The morning is flying on the wings of his age
And a hundred storks perch on the sun’s right hand.

By Dylan Thomas
(July 1941)

A recording of Dylan Thomas reciting his poem.

Additional information: I have seen online a number of sources have ‘springshots’ instead of ‘springshoots’. The book I reference, and the above clip where you can hear the poet himself reciting the poem, confirms it is ‘springshoot’ . I can only imagine those sources copied each other or there is some alternate ‘American English’ version I am unfamiliar with.

Characteristically, the sonnet refuses to let the natural triumph of the centenarian’s death be obscured by piety, officialese or propaganda. Instead, it records the events with a quiet irony – that such an old man should need to be killed by a bomb. The flat title was an actual headline in a newspaper. With an even crueller irony. Thomas considered, as a title for the second part of ‘Ceremony After a Fire Raid’ known as ‘Among Those Burned to Death was a Child Aged a Few Hours’.

Lucky Strike by Jeremy Hooker

Returning from a raid,

just missed the tower

where, over the West Door

the Wild Man with oak leaves

wound round his body

faces the Dragon

wreathed in vines.

 

Crash landed at Church Farm,

ploughing itself in,

churning up the loam.

Two crew dead.

The Flight Engineer

periodically revisits

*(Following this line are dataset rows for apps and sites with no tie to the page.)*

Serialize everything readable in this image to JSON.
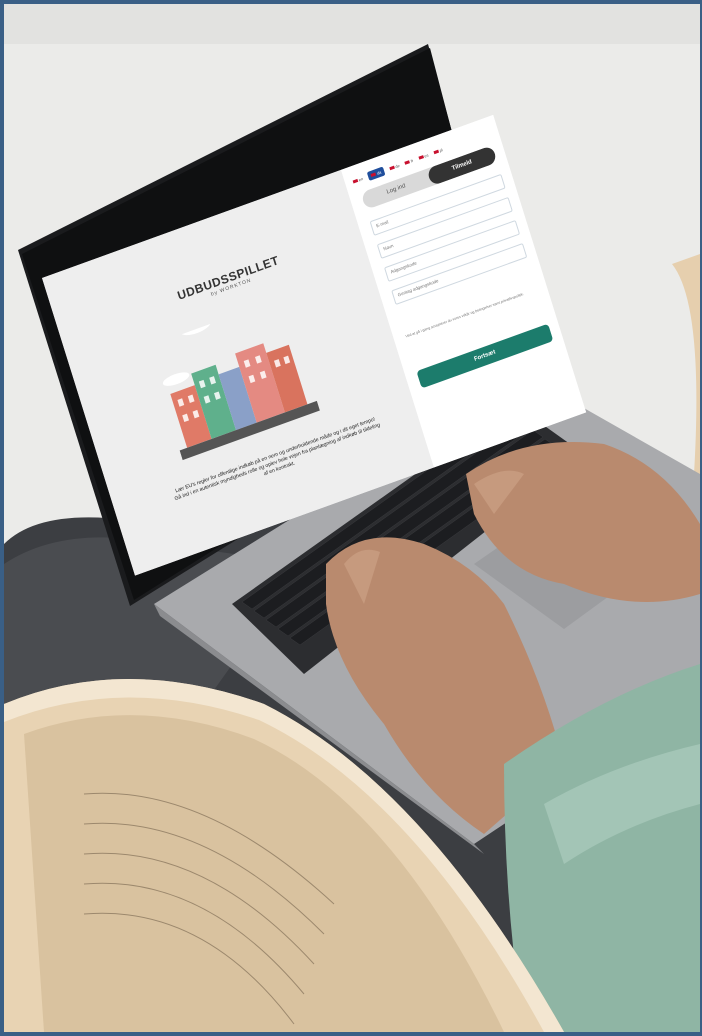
{
  "brand": {
    "title": "UDBUDSSPILLET",
    "subtitle": "by WORKTON"
  },
  "tagline": "Lær EU's regler for offentlige indkøb på en nem og underholdende måde og i dit eget tempo! Gå ind i en autentisk myndigheds rolle og oplev hele vejen fra planlægning af indkøb til tildeling af en kontrakt.",
  "languages": [
    {
      "code": "en"
    },
    {
      "code": "da",
      "active": true
    },
    {
      "code": "de"
    },
    {
      "code": "fr"
    },
    {
      "code": "es"
    },
    {
      "code": "pl"
    }
  ],
  "auth": {
    "tab_login": "Log ind",
    "tab_signup": "Tilmeld",
    "field_email": "E-mail",
    "field_name": "Navn",
    "field_password": "Adgangskode",
    "field_confirm": "Gentag adgangskode",
    "fine_print": "Ved at gå i gang accepterer du vores vilkår og betingelser samt privatlivspolitik.",
    "submit": "Fortsæt"
  },
  "colors": {
    "accent": "#1c7c6c",
    "dark": "#333333",
    "border": "#3a5f86"
  }
}
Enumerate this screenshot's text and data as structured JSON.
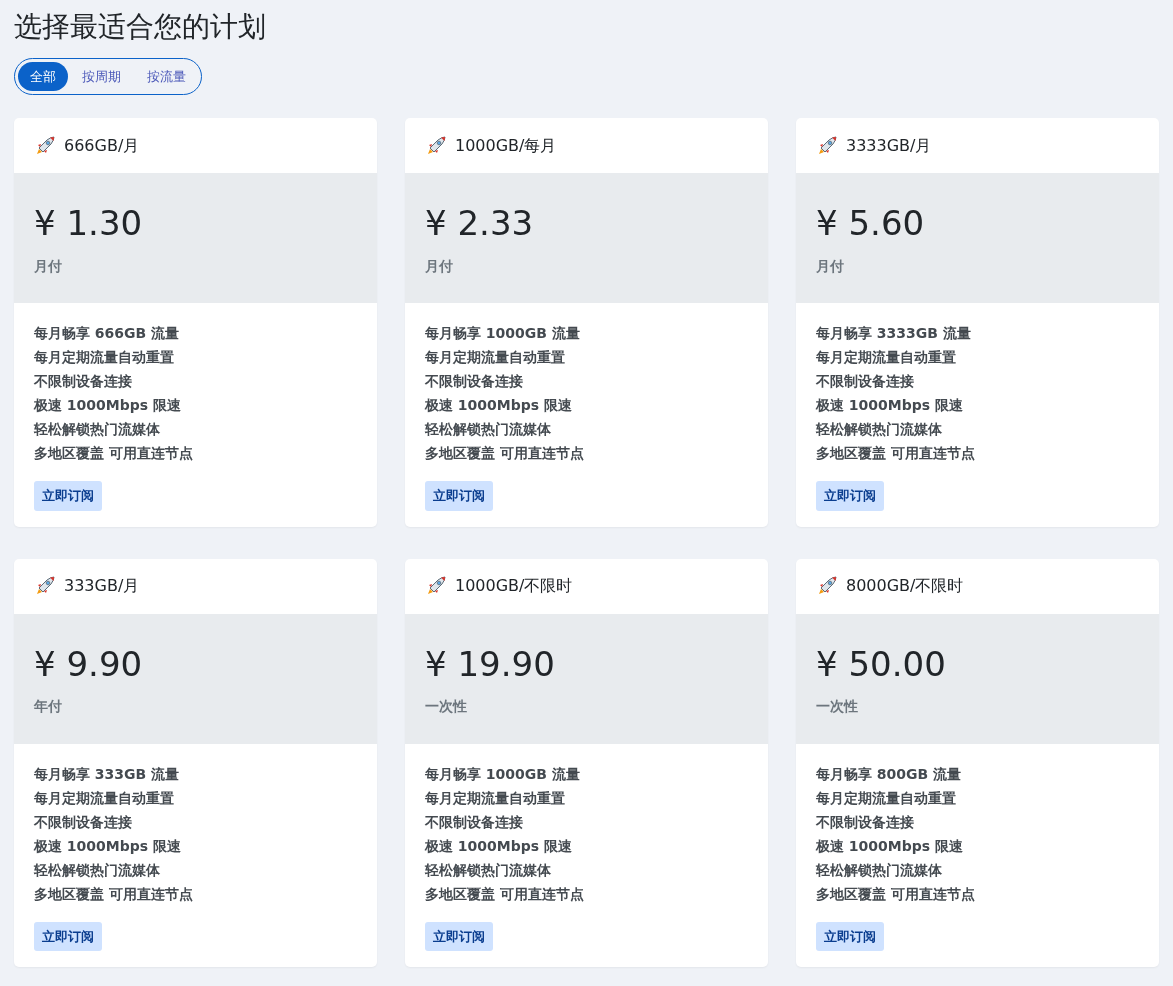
{
  "title": "选择最适合您的计划",
  "filters": [
    {
      "label": "全部",
      "selected": true
    },
    {
      "label": "按周期",
      "selected": false
    },
    {
      "label": "按流量",
      "selected": false
    }
  ],
  "plans": [
    {
      "name": "666GB/月",
      "price": "¥ 1.30",
      "period": "月付",
      "features": [
        "每月畅享 666GB 流量",
        "每月定期流量自动重置",
        "不限制设备连接",
        "极速 1000Mbps 限速",
        "轻松解锁热门流媒体",
        "多地区覆盖 可用直连节点"
      ],
      "button": "立即订阅"
    },
    {
      "name": "1000GB/每月",
      "price": "¥ 2.33",
      "period": "月付",
      "features": [
        "每月畅享 1000GB 流量",
        "每月定期流量自动重置",
        "不限制设备连接",
        "极速 1000Mbps 限速",
        "轻松解锁热门流媒体",
        "多地区覆盖 可用直连节点"
      ],
      "button": "立即订阅"
    },
    {
      "name": "3333GB/月",
      "price": "¥ 5.60",
      "period": "月付",
      "features": [
        "每月畅享 3333GB 流量",
        "每月定期流量自动重置",
        "不限制设备连接",
        "极速 1000Mbps 限速",
        "轻松解锁热门流媒体",
        "多地区覆盖 可用直连节点"
      ],
      "button": "立即订阅"
    },
    {
      "name": "333GB/月",
      "price": "¥ 9.90",
      "period": "年付",
      "features": [
        "每月畅享 333GB 流量",
        "每月定期流量自动重置",
        "不限制设备连接",
        "极速 1000Mbps 限速",
        "轻松解锁热门流媒体",
        "多地区覆盖 可用直连节点"
      ],
      "button": "立即订阅"
    },
    {
      "name": "1000GB/不限时",
      "price": "¥ 19.90",
      "period": "一次性",
      "features": [
        "每月畅享 1000GB 流量",
        "每月定期流量自动重置",
        "不限制设备连接",
        "极速 1000Mbps 限速",
        "轻松解锁热门流媒体",
        "多地区覆盖 可用直连节点"
      ],
      "button": "立即订阅"
    },
    {
      "name": "8000GB/不限时",
      "price": "¥ 50.00",
      "period": "一次性",
      "features": [
        "每月畅享 800GB 流量",
        "每月定期流量自动重置",
        "不限制设备连接",
        "极速 1000Mbps 限速",
        "轻松解锁热门流媒体",
        "多地区覆盖 可用直连节点"
      ],
      "button": "立即订阅"
    }
  ]
}
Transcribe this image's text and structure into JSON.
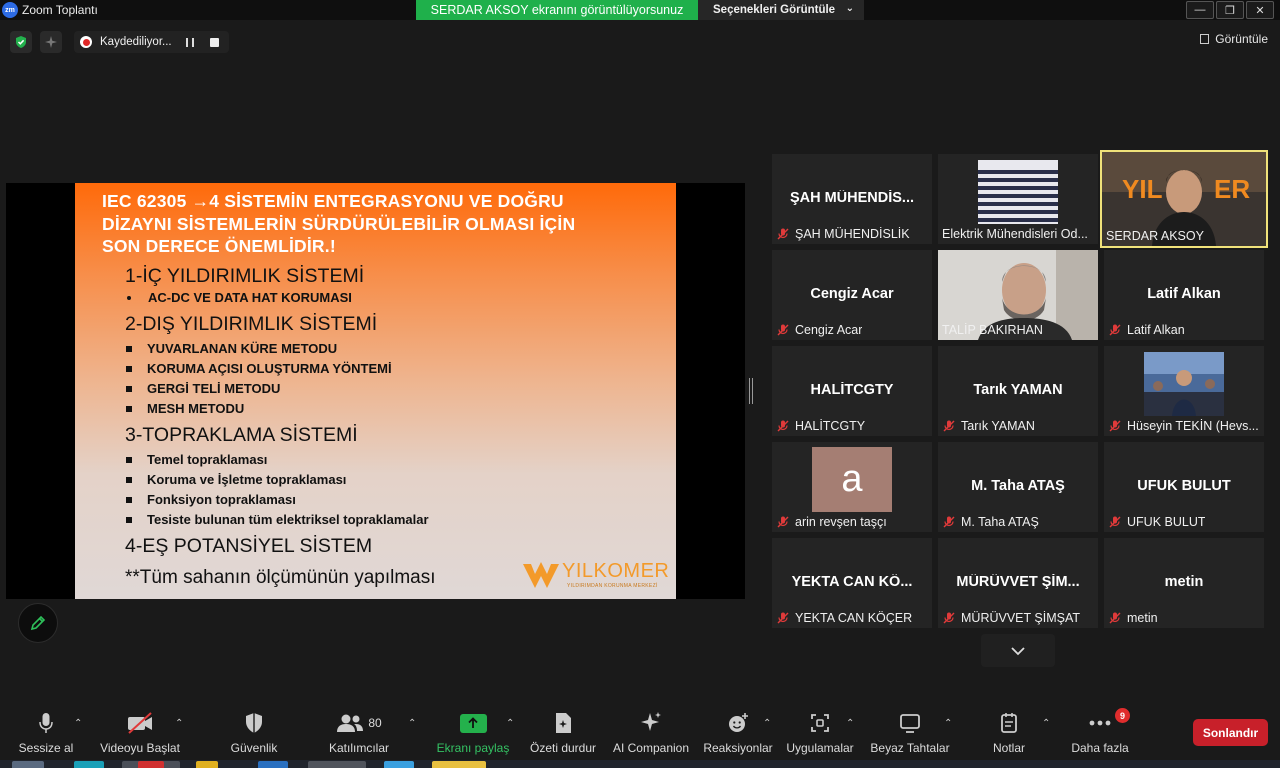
{
  "window": {
    "app_icon_text": "zm",
    "title": "Zoom Toplantı",
    "share_banner": "SERDAR AKSOY ekranını görüntülüyorsunuz",
    "view_options": "Seçenekleri Görüntüle",
    "minimize": "—",
    "restore": "❐",
    "close": "✕"
  },
  "status": {
    "recording_label": "Kaydediliyor...",
    "view_label": "Görüntüle"
  },
  "slide": {
    "title_line1": "IEC 62305 →4 SİSTEMİN ENTEGRASYONU VE DOĞRU",
    "title_line2": "DİZAYNI SİSTEMLERİN SÜRDÜRÜLEBİLİR OLMASI İÇİN",
    "title_line3": "SON DERECE ÖNEMLİDİR.!",
    "sections": [
      {
        "title": "1-İÇ YILDIRIMLIK  SİSTEMİ",
        "items": [
          "AC-DC VE DATA HAT KORUMASI"
        ]
      },
      {
        "title": "2-DIŞ YILDIRIMLIK SİSTEMİ",
        "items": [
          "YUVARLANAN KÜRE METODU",
          "KORUMA AÇISI OLUŞTURMA YÖNTEMİ",
          "GERGİ TELİ METODU",
          "MESH METODU"
        ]
      },
      {
        "title": "3-TOPRAKLAMA SİSTEMİ",
        "items": [
          "Temel topraklaması",
          "Koruma ve İşletme topraklaması",
          "Fonksiyon topraklaması",
          "Tesiste bulunan tüm elektriksel topraklamalar"
        ]
      },
      {
        "title": "4-EŞ POTANSİYEL SİSTEM",
        "items": []
      }
    ],
    "footer": "**Tüm sahanın ölçümünün yapılması",
    "brand_name": "YILKOMER",
    "brand_sub": "YILDIRIMDAN KORUNMA MERKEZİ"
  },
  "participants": [
    {
      "big": "ŞAH  MÜHENDİS...",
      "label": "ŞAH MÜHENDİSLİK",
      "muted": true
    },
    {
      "big": "",
      "label": "Elektrik Mühendisleri Od...",
      "muted": false
    },
    {
      "big": "",
      "label": "SERDAR AKSOY",
      "muted": false
    },
    {
      "big": "Cengiz Acar",
      "label": "Cengiz Acar",
      "muted": true
    },
    {
      "big": "",
      "label": "TALİP BAKIRHAN",
      "muted": false
    },
    {
      "big": "Latif Alkan",
      "label": "Latif Alkan",
      "muted": true
    },
    {
      "big": "HALİTCGTY",
      "label": "HALİTCGTY",
      "muted": true
    },
    {
      "big": "Tarık YAMAN",
      "label": "Tarık YAMAN",
      "muted": true
    },
    {
      "big": "",
      "label": "Hüseyin TEKİN (Hevs...",
      "muted": true
    },
    {
      "big": "",
      "label": "arin revşen taşçı",
      "muted": true,
      "avatar_letter": "a"
    },
    {
      "big": "M. Taha ATAŞ",
      "label": "M. Taha ATAŞ",
      "muted": true
    },
    {
      "big": "UFUK BULUT",
      "label": "UFUK BULUT",
      "muted": true
    },
    {
      "big": "YEKTA CAN  KÖ...",
      "label": "YEKTA CAN KÖÇER",
      "muted": true
    },
    {
      "big": "MÜRÜVVET  ŞİM...",
      "label": "MÜRÜVVET ŞİMŞAT",
      "muted": true
    },
    {
      "big": "metin",
      "label": "metin",
      "muted": true
    }
  ],
  "toolbar": {
    "mute": "Sessize al",
    "video": "Videoyu Başlat",
    "security": "Güvenlik",
    "participants": "Katılımcılar",
    "participants_count": "80",
    "share": "Ekranı paylaş",
    "summary": "Özeti durdur",
    "ai": "AI Companion",
    "reactions": "Reaksiyonlar",
    "apps": "Uygulamalar",
    "whiteboards": "Beyaz Tahtalar",
    "notes": "Notlar",
    "more": "Daha fazla",
    "more_badge": "9",
    "end": "Sonlandır"
  },
  "colors": {
    "share_banner": "#1fb04b",
    "end_button": "#c8202a",
    "slide_orange": "#ff6a0a",
    "active_speaker": "#f0e27a",
    "mute_red": "#e03a3a"
  }
}
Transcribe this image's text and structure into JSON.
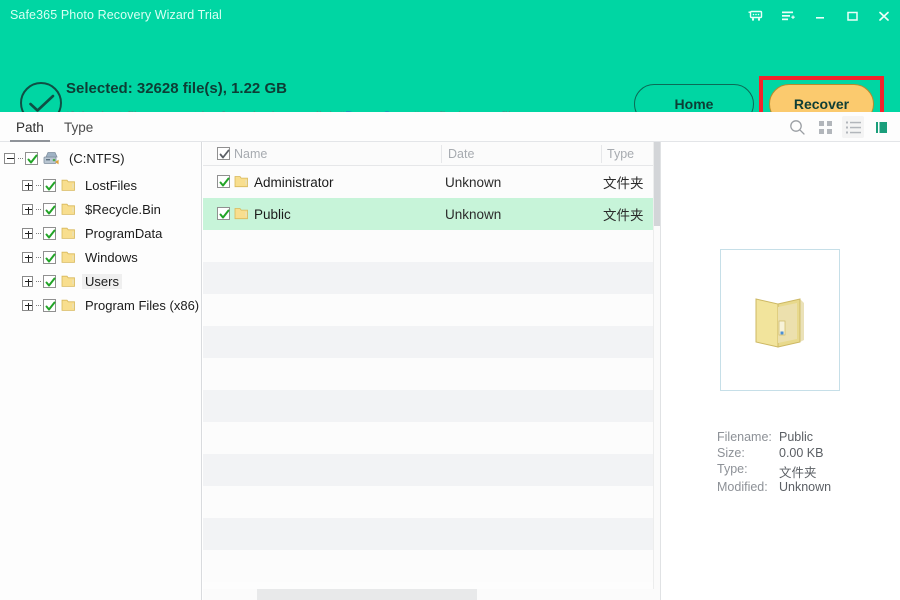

the old country, resuming

his portion of the pasture.

 

by Jeremy Hooker

from ‘Debris‘ a sequence of poems